═════ Data for the task ═════

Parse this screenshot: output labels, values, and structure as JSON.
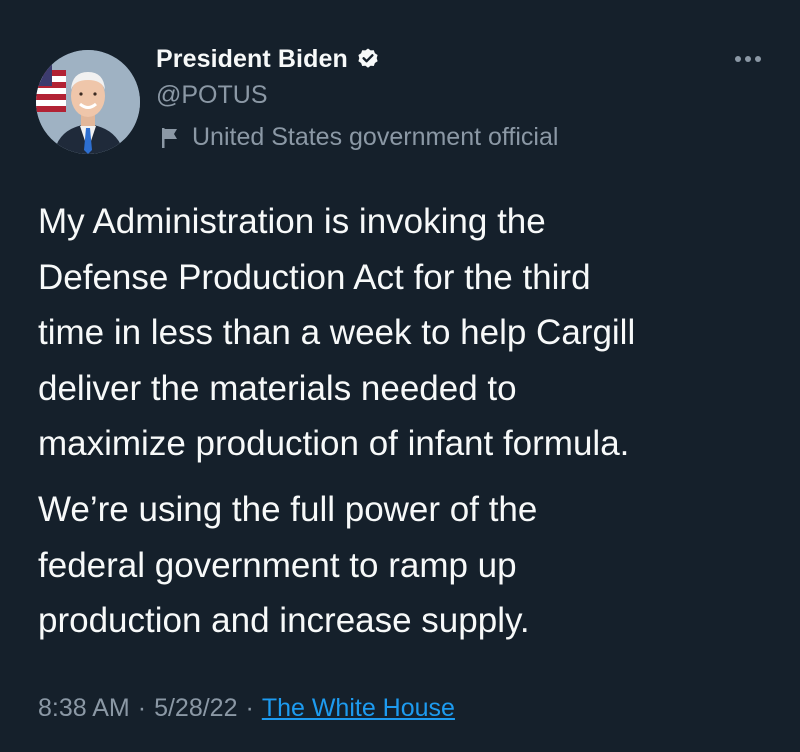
{
  "author": {
    "display_name": "President Biden",
    "handle": "@POTUS",
    "label": "United States government official",
    "verified": true
  },
  "tweet": {
    "paragraphs": [
      "My Administration is invoking the\nDefense Production Act for the third\ntime in less than a week to help Cargill\ndeliver the materials needed to\nmaximize production of infant formula.",
      "We’re using the full power of the\nfederal government to ramp up\nproduction and increase supply."
    ],
    "time": "8:38 AM",
    "date": "5/28/22",
    "separator": "·",
    "source": "The White House"
  },
  "icons": {
    "verified": "verified-badge-icon",
    "label": "flag-icon",
    "more": "more-dots-icon"
  },
  "colors": {
    "background": "#15202b",
    "text_primary": "#f7f9f9",
    "text_secondary": "#8b98a5",
    "link": "#1d9bf0"
  }
}
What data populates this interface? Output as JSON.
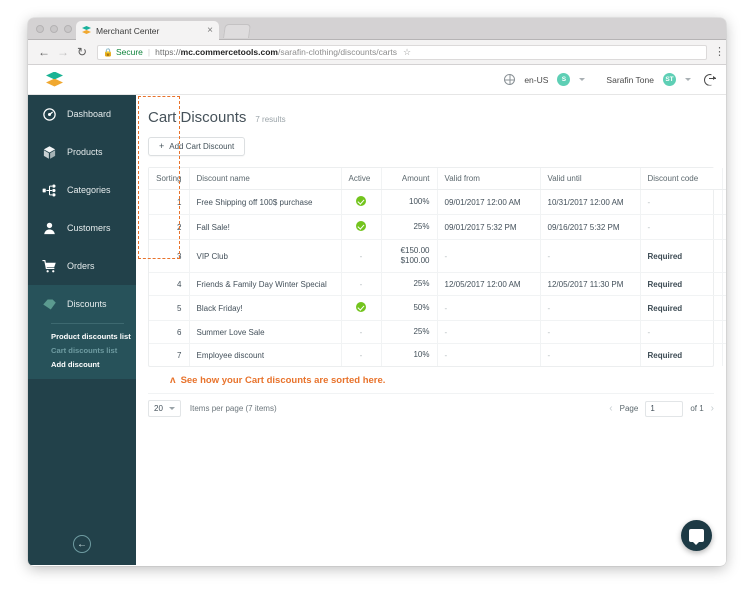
{
  "browser": {
    "tab_title": "Merchant Center",
    "tab_close": "×",
    "back_icon": "←",
    "forward_icon": "→",
    "reload_icon": "↻",
    "lock_icon": "🔒",
    "secure_label": "Secure",
    "separator": "|",
    "url_scheme": "https://",
    "url_host": "mc.commercetools.com",
    "url_path": "/sarafin-clothing/discounts/carts",
    "star_icon": "☆",
    "menu_icon": "⋮"
  },
  "topbar": {
    "locale": "en-US",
    "project_initial": "S",
    "user_name": "Sarafin Tone",
    "user_initial": "ST",
    "globe_icon": "globe-icon",
    "logout_icon": "logout-icon"
  },
  "sidebar": {
    "items": [
      {
        "label": "Dashboard",
        "icon": "dashboard-icon",
        "active": false
      },
      {
        "label": "Products",
        "icon": "box-icon",
        "active": false
      },
      {
        "label": "Categories",
        "icon": "categories-icon",
        "active": false
      },
      {
        "label": "Customers",
        "icon": "user-icon",
        "active": false
      },
      {
        "label": "Orders",
        "icon": "cart-icon",
        "active": false
      },
      {
        "label": "Discounts",
        "icon": "discounts-icon",
        "active": true
      }
    ],
    "subitems": [
      {
        "label": "Product discounts list",
        "selected": false
      },
      {
        "label": "Cart discounts list",
        "selected": true
      },
      {
        "label": "Add discount",
        "selected": false
      }
    ],
    "collapse_icon": "←"
  },
  "main": {
    "title": "Cart Discounts",
    "result_count": "7 results",
    "add_button": "Add Cart Discount",
    "add_button_plus": "+",
    "annotation": "See how your Cart discounts are sorted here.",
    "annotation_caret": "ʌ",
    "columns": [
      "Sorting",
      "Discount name",
      "Active",
      "Amount",
      "Valid from",
      "Valid until",
      "Discount code",
      ""
    ],
    "rows": [
      {
        "sorting": "1",
        "name": "Free Shipping off 100$ purchase",
        "active": true,
        "amount": "100%",
        "amount2": "",
        "valid_from": "09/01/2017 12:00 AM",
        "valid_until": "10/31/2017 12:00 AM",
        "code": "-",
        "code_required": false
      },
      {
        "sorting": "2",
        "name": "Fall Sale!",
        "active": true,
        "amount": "25%",
        "amount2": "",
        "valid_from": "09/01/2017 5:32 PM",
        "valid_until": "09/16/2017 5:32 PM",
        "code": "-",
        "code_required": false
      },
      {
        "sorting": "3",
        "name": "VIP Club",
        "active": false,
        "amount": "€150.00",
        "amount2": "$100.00",
        "valid_from": "-",
        "valid_until": "-",
        "code": "Required",
        "code_required": true
      },
      {
        "sorting": "4",
        "name": "Friends & Family Day Winter Special",
        "active": false,
        "amount": "25%",
        "amount2": "",
        "valid_from": "12/05/2017 12:00 AM",
        "valid_until": "12/05/2017 11:30 PM",
        "code": "Required",
        "code_required": true
      },
      {
        "sorting": "5",
        "name": "Black Friday!",
        "active": true,
        "amount": "50%",
        "amount2": "",
        "valid_from": "-",
        "valid_until": "-",
        "code": "Required",
        "code_required": true
      },
      {
        "sorting": "6",
        "name": "Summer Love Sale",
        "active": false,
        "amount": "25%",
        "amount2": "",
        "valid_from": "-",
        "valid_until": "-",
        "code": "-",
        "code_required": false
      },
      {
        "sorting": "7",
        "name": "Employee discount",
        "active": false,
        "amount": "10%",
        "amount2": "",
        "valid_from": "-",
        "valid_until": "-",
        "code": "Required",
        "code_required": true
      }
    ],
    "pager": {
      "per_page_value": "20",
      "per_page_label": "Items per page (7 items)",
      "prev_icon": "‹",
      "next_icon": "›",
      "page_word": "Page",
      "page_value": "1",
      "of_label": "of 1"
    }
  },
  "chat": {
    "icon": "chat-bubble-icon"
  },
  "colors": {
    "sidebar_bg": "#22414a",
    "sidebar_active": "#27525a",
    "accent_teal": "#1ab394",
    "accent_orange": "#e8732c",
    "check_green": "#73c41d"
  }
}
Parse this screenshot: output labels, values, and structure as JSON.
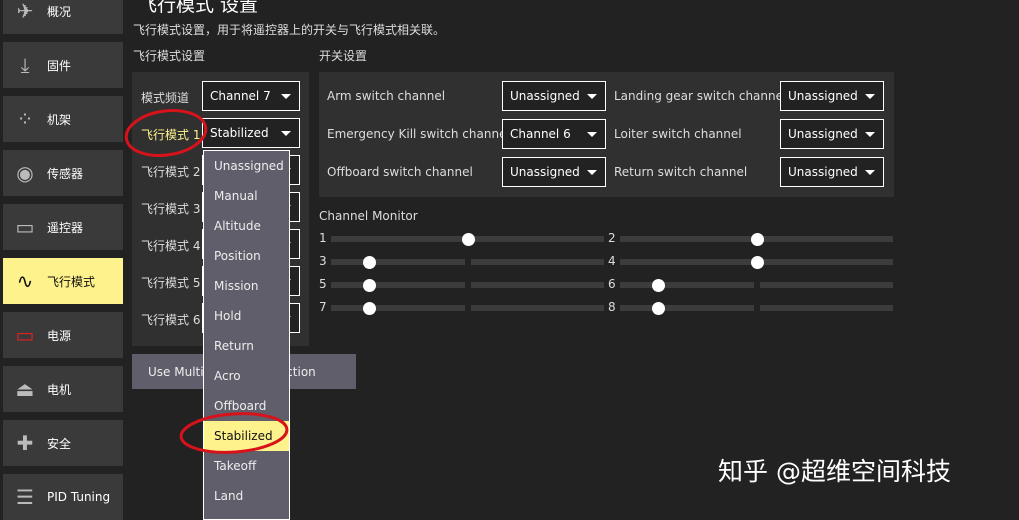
{
  "sidebar": {
    "items": [
      {
        "label": "概况",
        "icon": "plane-icon"
      },
      {
        "label": "固件",
        "icon": "download-icon"
      },
      {
        "label": "机架",
        "icon": "airframe-icon"
      },
      {
        "label": "传感器",
        "icon": "sensor-icon"
      },
      {
        "label": "遥控器",
        "icon": "radio-icon"
      },
      {
        "label": "飞行模式",
        "icon": "flight-mode-icon",
        "active": true
      },
      {
        "label": "电源",
        "icon": "battery-icon"
      },
      {
        "label": "电机",
        "icon": "motor-icon"
      },
      {
        "label": "安全",
        "icon": "safety-icon"
      },
      {
        "label": "PID Tuning",
        "icon": "pid-icon"
      }
    ]
  },
  "header": {
    "title": "飞行模式 设置",
    "description": "飞行模式设置，用于将遥控器上的开关与飞行模式相关联。"
  },
  "flight_modes": {
    "section": "飞行模式设置",
    "channel_label": "模式频道",
    "channel_value": "Channel 7",
    "modes": [
      {
        "label": "飞行模式 1",
        "value": "Stabilized"
      },
      {
        "label": "飞行模式 2",
        "value": ""
      },
      {
        "label": "飞行模式 3",
        "value": ""
      },
      {
        "label": "飞行模式 4",
        "value": ""
      },
      {
        "label": "飞行模式 5",
        "value": ""
      },
      {
        "label": "飞行模式 6",
        "value": ""
      }
    ],
    "multi_button": "Use Multi Channel Selection"
  },
  "switches": {
    "section": "开关设置",
    "items": [
      {
        "label": "Arm switch channel",
        "value": "Unassigned"
      },
      {
        "label": "Landing gear switch channel",
        "value": "Unassigned"
      },
      {
        "label": "Emergency Kill switch channel",
        "value": "Channel 6"
      },
      {
        "label": "Loiter switch channel",
        "value": "Unassigned"
      },
      {
        "label": "Offboard switch channel",
        "value": "Unassigned"
      },
      {
        "label": "Return switch channel",
        "value": "Unassigned"
      }
    ]
  },
  "monitor": {
    "title": "Channel Monitor",
    "channels": [
      {
        "label": "1",
        "value": 0.5
      },
      {
        "label": "2",
        "value": 0.5
      },
      {
        "label": "3",
        "value": 0.14
      },
      {
        "label": "4",
        "value": 0.5
      },
      {
        "label": "5",
        "value": 0.14
      },
      {
        "label": "6",
        "value": 0.14
      },
      {
        "label": "7",
        "value": 0.14
      },
      {
        "label": "8",
        "value": 0.14
      }
    ]
  },
  "dropdown": {
    "options": [
      "Unassigned",
      "Manual",
      "Altitude",
      "Position",
      "Mission",
      "Hold",
      "Return",
      "Acro",
      "Offboard",
      "Stabilized",
      "Takeoff",
      "Land"
    ],
    "selected": "Stabilized"
  },
  "watermark": "知乎 @超维空间科技",
  "colors": {
    "accent": "#fef28d",
    "annotation": "#d8121a"
  }
}
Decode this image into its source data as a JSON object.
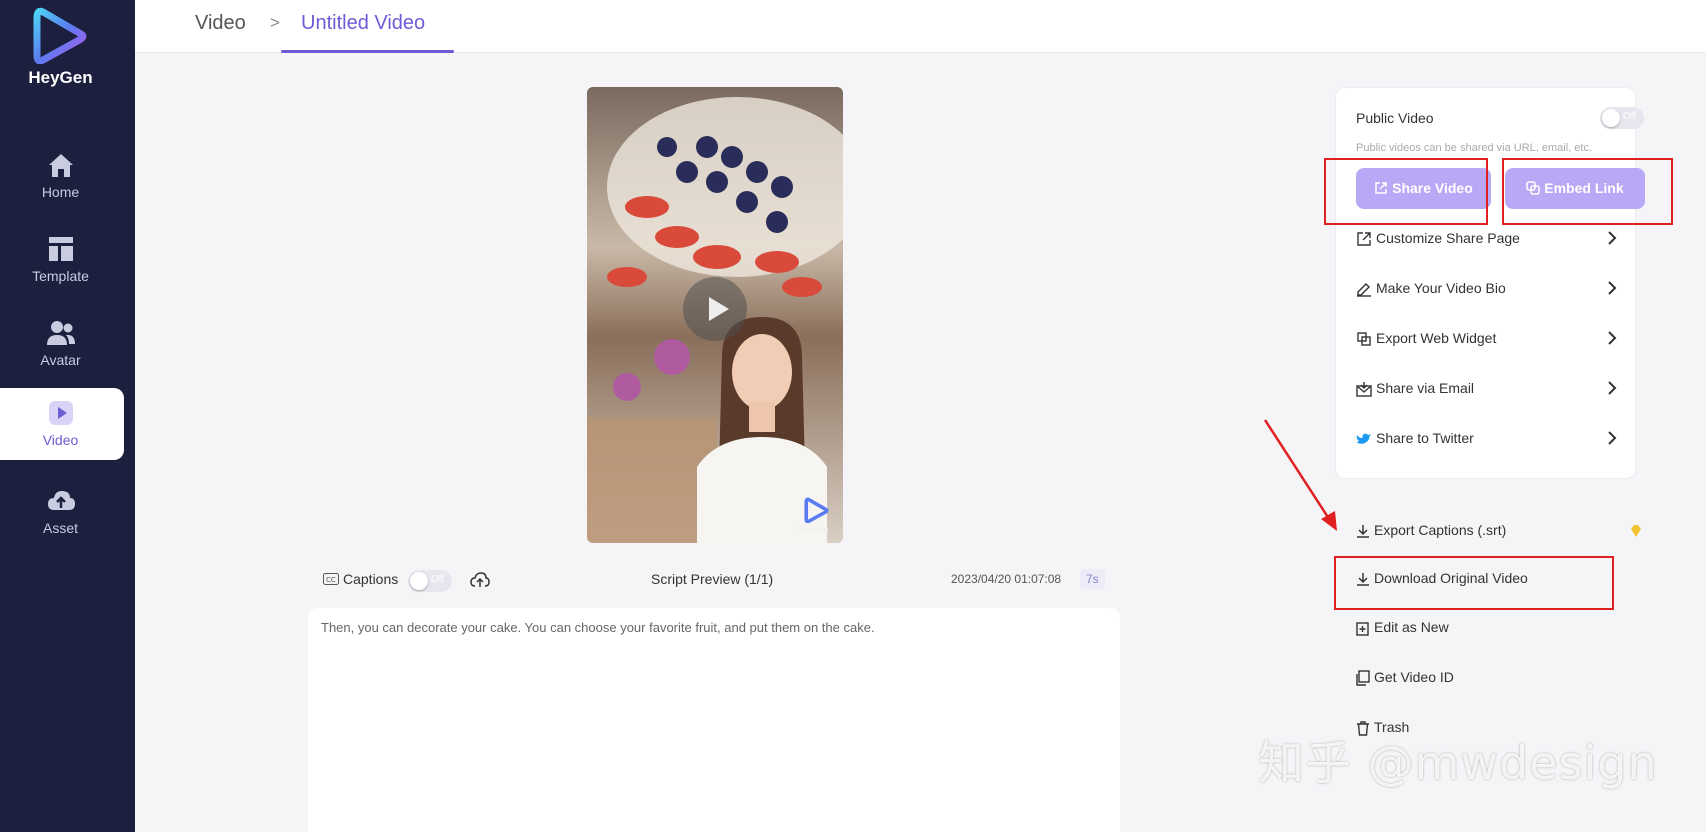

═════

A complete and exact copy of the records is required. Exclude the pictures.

Parse this screenshot: output labels, values, and structure as JSON.
{
  "author": {
    "display_name": "President Biden",
    "handle": "@POTUS",
    "label": "United States government official",
    "verified": true
  },
  "tweet": {
    "paragraphs": [
      "My Administration is invoking the\nDefense Production Act for the third\ntime in less than a week to help Cargill\ndeliver the materials needed to\nmaximize production of infant formula.",
      "We’re using the full power of the\nfederal government to ramp up\nproduction and increase supply."
    ],
    "time": "8:38 AM",
    "date": "5/28/22",
    "separator": "·",
    "source": "The White House"
  },
  "icons": {
    "verified": "verified-badge-icon",
    "label": "flag-icon",
    "more": "more-dots-icon"
  },
  "colors": {
    "background": "#15202b",
    "text_primary": "#f7f9f9",
    "text_secondary": "#8b98a5",
    "link": "#1d9bf0"
  }
}
What data populates this interface? Output as JSON.
{
  "browser": {
    "tab_title": "Merchant Center",
    "tab_close": "×",
    "back_icon": "←",
    "forward_icon": "→",
    "reload_icon": "↻",
    "lock_icon": "🔒",
    "secure_label": "Secure",
    "separator": "|",
    "url_scheme": "https://",
    "url_host": "mc.commercetools.com",
    "url_path": "/sarafin-clothing/discounts/carts",
    "star_icon": "☆",
    "menu_icon": "⋮"
  },
  "topbar": {
    "locale": "en-US",
    "project_initial": "S",
    "user_name": "Sarafin Tone",
    "user_initial": "ST",
    "globe_icon": "globe-icon",
    "logout_icon": "logout-icon"
  },
  "sidebar": {
    "items": [
      {
        "label": "Dashboard",
        "icon": "dashboard-icon",
        "active": false
      },
      {
        "label": "Products",
        "icon": "box-icon",
        "active": false
      },
      {
        "label": "Categories",
        "icon": "categories-icon",
        "active": false
      },
      {
        "label": "Customers",
        "icon": "user-icon",
        "active": false
      },
      {
        "label": "Orders",
        "icon": "cart-icon",
        "active": false
      },
      {
        "label": "Discounts",
        "icon": "discounts-icon",
        "active": true
      }
    ],
    "subitems": [
      {
        "label": "Product discounts list",
        "selected": false
      },
      {
        "label": "Cart discounts list",
        "selected": true
      },
      {
        "label": "Add discount",
        "selected": false
      }
    ],
    "collapse_icon": "←"
  },
  "main": {
    "title": "Cart Discounts",
    "result_count": "7 results",
    "add_button": "Add Cart Discount",
    "add_button_plus": "+",
    "annotation": "See how your Cart discounts are sorted here.",
    "annotation_caret": "ʌ",
    "columns": [
      "Sorting",
      "Discount name",
      "Active",
      "Amount",
      "Valid from",
      "Valid until",
      "Discount code",
      ""
    ],
    "rows": [
      {
        "sorting": "1",
        "name": "Free Shipping off 100$ purchase",
        "active": true,
        "amount": "100%",
        "amount2": "",
        "valid_from": "09/01/2017 12:00 AM",
        "valid_until": "10/31/2017 12:00 AM",
        "code": "-",
        "code_required": false
      },
      {
        "sorting": "2",
        "name": "Fall Sale!",
        "active": true,
        "amount": "25%",
        "amount2": "",
        "valid_from": "09/01/2017 5:32 PM",
        "valid_until": "09/16/2017 5:32 PM",
        "code": "-",
        "code_required": false
      },
      {
        "sorting": "3",
        "name": "VIP Club",
        "active": false,
        "amount": "€150.00",
        "amount2": "$100.00",
        "valid_from": "-",
        "valid_until": "-",
        "code": "Required",
        "code_required": true
      },
      {
        "sorting": "4",
        "name": "Friends & Family Day Winter Special",
        "active": false,
        "amount": "25%",
        "amount2": "",
        "valid_from": "12/05/2017 12:00 AM",
        "valid_until": "12/05/2017 11:30 PM",
        "code": "Required",
        "code_required": true
      },
      {
        "sorting": "5",
        "name": "Black Friday!",
        "active": true,
        "amount": "50%",
        "amount2": "",
        "valid_from": "-",
        "valid_until": "-",
        "code": "Required",
        "code_required": true
      },
      {
        "sorting": "6",
        "name": "Summer Love Sale",
        "active": false,
        "amount": "25%",
        "amount2": "",
        "valid_from": "-",
        "valid_until": "-",
        "code": "-",
        "code_required": false
      },
      {
        "sorting": "7",
        "name": "Employee discount",
        "active": false,
        "amount": "10%",
        "amount2": "",
        "valid_from": "-",
        "valid_until": "-",
        "code": "Required",
        "code_required": true
      }
    ],
    "pager": {
      "per_page_value": "20",
      "per_page_label": "Items per page (7 items)",
      "prev_icon": "‹",
      "next_icon": "›",
      "page_word": "Page",
      "page_value": "1",
      "of_label": "of 1"
    }
  },
  "chat": {
    "icon": "chat-bubble-icon"
  },
  "colors": {
    "sidebar_bg": "#22414a",
    "sidebar_active": "#27525a",
    "accent_teal": "#1ab394",
    "accent_orange": "#e8732c",
    "check_green": "#73c41d"
  }
}
Parse this screenshot: output labels, values, and structure as JSON.
{
  "sidebar": {
    "items": [
      {
        "label": "概况",
        "icon": "plane-icon"
      },
      {
        "label": "固件",
        "icon": "download-icon"
      },
      {
        "label": "机架",
        "icon": "airframe-icon"
      },
      {
        "label": "传感器",
        "icon": "sensor-icon"
      },
      {
        "label": "遥控器",
        "icon": "radio-icon"
      },
      {
        "label": "飞行模式",
        "icon": "flight-mode-icon",
        "active": true
      },
      {
        "label": "电源",
        "icon": "battery-icon"
      },
      {
        "label": "电机",
        "icon": "motor-icon"
      },
      {
        "label": "安全",
        "icon": "safety-icon"
      },
      {
        "label": "PID Tuning",
        "icon": "pid-icon"
      }
    ]
  },
  "header": {
    "title": "飞行模式 设置",
    "description": "飞行模式设置，用于将遥控器上的开关与飞行模式相关联。"
  },
  "flight_modes": {
    "section": "飞行模式设置",
    "channel_label": "模式频道",
    "channel_value": "Channel 7",
    "modes": [
      {
        "label": "飞行模式 1",
        "value": "Stabilized"
      },
      {
        "label": "飞行模式 2",
        "value": ""
      },
      {
        "label": "飞行模式 3",
        "value": ""
      },
      {
        "label": "飞行模式 4",
        "value": ""
      },
      {
        "label": "飞行模式 5",
        "value": ""
      },
      {
        "label": "飞行模式 6",
        "value": ""
      }
    ],
    "multi_button": "Use Multi Channel Selection"
  },
  "switches": {
    "section": "开关设置",
    "items": [
      {
        "label": "Arm switch channel",
        "value": "Unassigned"
      },
      {
        "label": "Landing gear switch channel",
        "value": "Unassigned"
      },
      {
        "label": "Emergency Kill switch channel",
        "value": "Channel 6"
      },
      {
        "label": "Loiter switch channel",
        "value": "Unassigned"
      },
      {
        "label": "Offboard switch channel",
        "value": "Unassigned"
      },
      {
        "label": "Return switch channel",
        "value": "Unassigned"
      }
    ]
  },
  "monitor": {
    "title": "Channel Monitor",
    "channels": [
      {
        "label": "1",
        "value": 0.5
      },
      {
        "label": "2",
        "value": 0.5
      },
      {
        "label": "3",
        "value": 0.14
      },
      {
        "label": "4",
        "value": 0.5
      },
      {
        "label": "5",
        "value": 0.14
      },
      {
        "label": "6",
        "value": 0.14
      },
      {
        "label": "7",
        "value": 0.14
      },
      {
        "label": "8",
        "value": 0.14
      }
    ]
  },
  "dropdown": {
    "options": [
      "Unassigned",
      "Manual",
      "Altitude",
      "Position",
      "Mission",
      "Hold",
      "Return",
      "Acro",
      "Offboard",
      "Stabilized",
      "Takeoff",
      "Land"
    ],
    "selected": "Stabilized"
  },
  "watermark": "知乎 @超维空间科技",
  "colors": {
    "accent": "#fef28d",
    "annotation": "#d8121a"
  }
}
Decode this image into its source data as a JSON object.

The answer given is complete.